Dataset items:
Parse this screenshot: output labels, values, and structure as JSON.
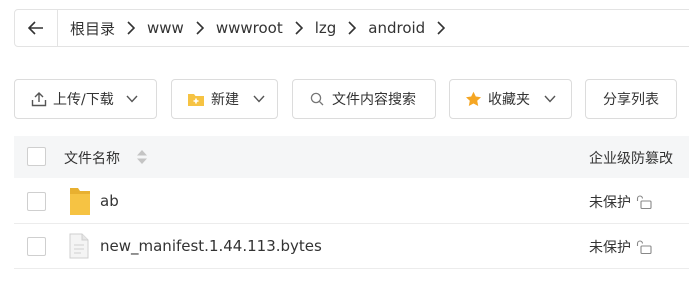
{
  "breadcrumb": {
    "back_icon": "arrow-left-icon",
    "items": [
      "根目录",
      "www",
      "wwwroot",
      "lzg",
      "android"
    ],
    "separator_icon": "chevron-right-icon"
  },
  "toolbar": {
    "upload_label": "上传/下载",
    "new_label": "新建",
    "search_label": "文件内容搜索",
    "favorites_label": "收藏夹",
    "share_list_label": "分享列表"
  },
  "table": {
    "name_header": "文件名称",
    "protect_header": "企业级防篡改",
    "rows": [
      {
        "name": "ab",
        "type": "folder",
        "status": "未保护"
      },
      {
        "name": "new_manifest.1.44.113.bytes",
        "type": "file",
        "status": "未保护"
      }
    ]
  },
  "colors": {
    "folder": "#f6c343",
    "star": "#f5a623",
    "border": "#dcdcdc",
    "header_bg": "#f5f6f7"
  }
}
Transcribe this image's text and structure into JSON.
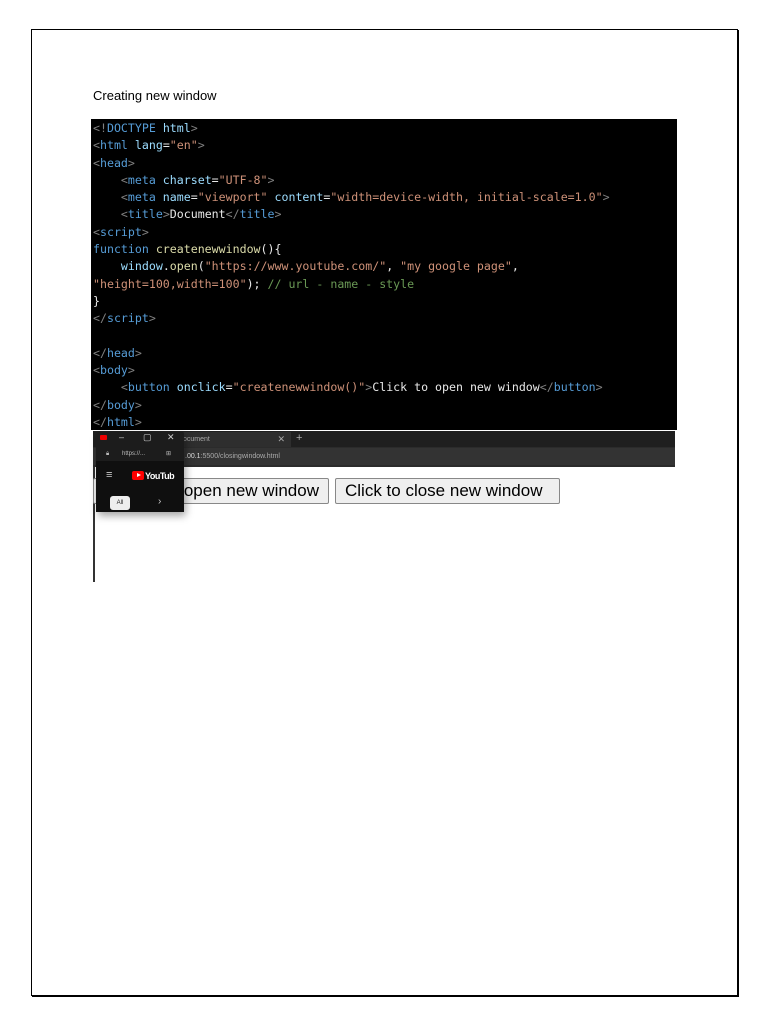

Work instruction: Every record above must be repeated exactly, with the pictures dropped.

Output of the exercise:
Parse this screenshot: output labels, values, and structure as JSON.
{
  "breadcrumb": {
    "back_icon": "arrow-left-icon",
    "items": [
      "根目录",
      "www",
      "wwwroot",
      "lzg",
      "android"
    ],
    "separator_icon": "chevron-right-icon"
  },
  "toolbar": {
    "upload_label": "上传/下载",
    "new_label": "新建",
    "search_label": "文件内容搜索",
    "favorites_label": "收藏夹",
    "share_list_label": "分享列表"
  },
  "table": {
    "name_header": "文件名称",
    "protect_header": "企业级防篡改",
    "rows": [
      {
        "name": "ab",
        "type": "folder",
        "status": "未保护"
      },
      {
        "name": "new_manifest.1.44.113.bytes",
        "type": "file",
        "status": "未保护"
      }
    ]
  },
  "colors": {
    "folder": "#f6c343",
    "star": "#f5a623",
    "border": "#dcdcdc",
    "header_bg": "#f5f6f7"
  }
}
Transcribe this image's text and structure into JSON.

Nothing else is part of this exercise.